“The model isn’t about creating new assets against which credit can be offset, it’s about incorporating a farm’s existing, intrinsic essence — from the quality of the land to its past performance — into the credit assessment process. In the future, it will also incorporate other considerations into the mix such as environmental considerations, participation in shared materials or cooperatives, or local community engagement, all if which could directly influence a farmer’s credit worthiness,” explains Fredrico Diniz, CreDA’s Head of Credit Risk Modelling, a Brazilian who has previously developed machine learning projects worldwide at FICO and numerous international banks.

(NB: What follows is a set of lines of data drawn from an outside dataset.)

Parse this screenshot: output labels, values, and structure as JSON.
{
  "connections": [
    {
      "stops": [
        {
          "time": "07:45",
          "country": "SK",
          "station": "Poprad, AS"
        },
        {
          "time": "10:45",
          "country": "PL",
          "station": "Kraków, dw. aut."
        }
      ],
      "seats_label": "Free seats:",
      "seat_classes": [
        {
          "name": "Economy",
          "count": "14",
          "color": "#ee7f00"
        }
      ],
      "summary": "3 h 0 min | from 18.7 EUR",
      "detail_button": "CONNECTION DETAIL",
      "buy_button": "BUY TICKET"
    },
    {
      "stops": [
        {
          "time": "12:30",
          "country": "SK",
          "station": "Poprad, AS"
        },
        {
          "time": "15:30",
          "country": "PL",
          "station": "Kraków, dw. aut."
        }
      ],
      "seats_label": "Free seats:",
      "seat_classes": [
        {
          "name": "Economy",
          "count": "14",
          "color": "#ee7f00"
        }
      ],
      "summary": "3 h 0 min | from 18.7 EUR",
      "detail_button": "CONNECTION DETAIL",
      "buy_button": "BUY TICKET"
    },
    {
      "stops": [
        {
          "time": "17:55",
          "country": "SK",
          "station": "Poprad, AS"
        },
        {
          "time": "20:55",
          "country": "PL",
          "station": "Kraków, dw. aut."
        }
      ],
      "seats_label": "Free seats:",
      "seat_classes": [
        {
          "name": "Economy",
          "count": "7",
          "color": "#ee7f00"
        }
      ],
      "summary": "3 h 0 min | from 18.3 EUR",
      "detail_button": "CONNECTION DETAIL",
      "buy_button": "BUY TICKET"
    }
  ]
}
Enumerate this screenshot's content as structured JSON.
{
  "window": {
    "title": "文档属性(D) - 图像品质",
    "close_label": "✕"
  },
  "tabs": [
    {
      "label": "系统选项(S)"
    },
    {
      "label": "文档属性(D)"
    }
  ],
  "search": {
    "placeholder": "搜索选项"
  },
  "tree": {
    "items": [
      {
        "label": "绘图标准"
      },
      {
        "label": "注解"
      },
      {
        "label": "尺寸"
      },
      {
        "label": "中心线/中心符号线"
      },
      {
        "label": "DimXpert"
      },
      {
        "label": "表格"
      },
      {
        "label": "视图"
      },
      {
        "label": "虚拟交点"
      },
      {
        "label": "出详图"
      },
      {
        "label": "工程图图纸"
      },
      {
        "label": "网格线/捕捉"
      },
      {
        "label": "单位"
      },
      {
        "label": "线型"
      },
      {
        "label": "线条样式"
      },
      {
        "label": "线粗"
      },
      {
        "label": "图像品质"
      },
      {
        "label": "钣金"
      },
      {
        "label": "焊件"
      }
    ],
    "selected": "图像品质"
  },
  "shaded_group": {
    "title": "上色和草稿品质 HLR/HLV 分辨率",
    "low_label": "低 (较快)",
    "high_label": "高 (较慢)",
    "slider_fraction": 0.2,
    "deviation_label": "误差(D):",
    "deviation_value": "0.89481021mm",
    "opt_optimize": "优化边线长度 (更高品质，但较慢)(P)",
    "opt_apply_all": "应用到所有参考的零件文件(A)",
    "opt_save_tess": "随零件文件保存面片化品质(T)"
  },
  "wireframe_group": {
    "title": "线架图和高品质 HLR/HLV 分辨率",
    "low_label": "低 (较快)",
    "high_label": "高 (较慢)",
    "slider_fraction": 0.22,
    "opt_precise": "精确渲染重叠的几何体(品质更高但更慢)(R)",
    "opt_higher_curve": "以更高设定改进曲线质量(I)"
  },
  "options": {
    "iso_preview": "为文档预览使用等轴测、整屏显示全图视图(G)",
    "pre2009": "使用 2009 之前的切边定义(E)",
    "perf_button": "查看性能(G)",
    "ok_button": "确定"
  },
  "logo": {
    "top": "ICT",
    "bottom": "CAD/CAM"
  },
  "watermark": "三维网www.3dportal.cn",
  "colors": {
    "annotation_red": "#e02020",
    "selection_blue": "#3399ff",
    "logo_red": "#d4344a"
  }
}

CreDA is partnering with Ager Solution, a company that works with farmers to help increase efficiency of farms by giving high-quality insights on the needs of their crops. Ager utilizes satellite data and NDVI imaging in order to create 17 layers of metadata that can be used to give in-depth analysis of the agricultural field. This data will be incorporated with CreDA’s data to provide a robust, unbiased and real-time view of a farm’s value and risk profile.
CreDA incorporates artificial intelligence (AI) as part of what is called the CreDA Oracle. This machine learning algorithm has been trained on billions of activities on-chain related to more than 100 million addresses. This large initial data pool has helped to build a reliable and trustful credit model that continues to be refined through the work of CreDA’s data scientists and engineers. Anyone with a Web3 wallet can assess their personal credit score on the company’s website and mint it as a CreditNFT, which ensures that score is linked to the individual. And because of the benefits of blockchain, the score can be adjusted daily through the user’s behaviour within the blockchain and Web3 ecosystem.
A Global Food Crisis and a Credit Paradox
The World Food Programme says that the world faces a global hunger crisis of unprecedented proportions, with an estimated 828 million people facing hunger daily. Fuelled by conflict, climate shocks and COVID-19, the crisis is escalating as the war in Ukraine drives up the costs of food, fuel and fertilizers.
The challenges are accelerating. In just two years, the number of people facing, or at risk of, acute food insecurity increased from 135 million in 53 countries pre-pandemic, to 345 million in 82 countries today.
For individual countries, locally produced food builds resiliency in the system, because supply chains can be better managed, food waste reduced and costs controlled. However, in countries like Brazil, where according to McKinsey global fertilizer shortages and rising costs are expected to reduce yields and further decrease the volume of grain on the world market, Farmers can’t borrow to invest in their farms.
“Farmers in Brazil want to contribute to the country’s food security but are faced with unrealistic interest rates for loans needed to expand their farms because the lack of adequate data means banks won’t take the risk. This is what we are calling the Credit Paradox” says Diniz. “Through our Credit4Good programme, CreDA is fusing on and off-chain data to build custom, objective, credit risk models that allow farmers access to an additional line of credit with a better and more competitive price. In short, Credit4Good allows them to bypass the traditional means of accessing capital, allowing them to their business and help to feed more Brazilians.”
The CreDA approach is all about putting power back in the hands of the farmers, and would mean that even smaller scale operations could have the funds needed to cover the upfront costs of farming, including seeds, equipment, labour, fertilizer, and much more.
CreDA is already underway with the data collection and will be sharing more details about the project in the coming weeks.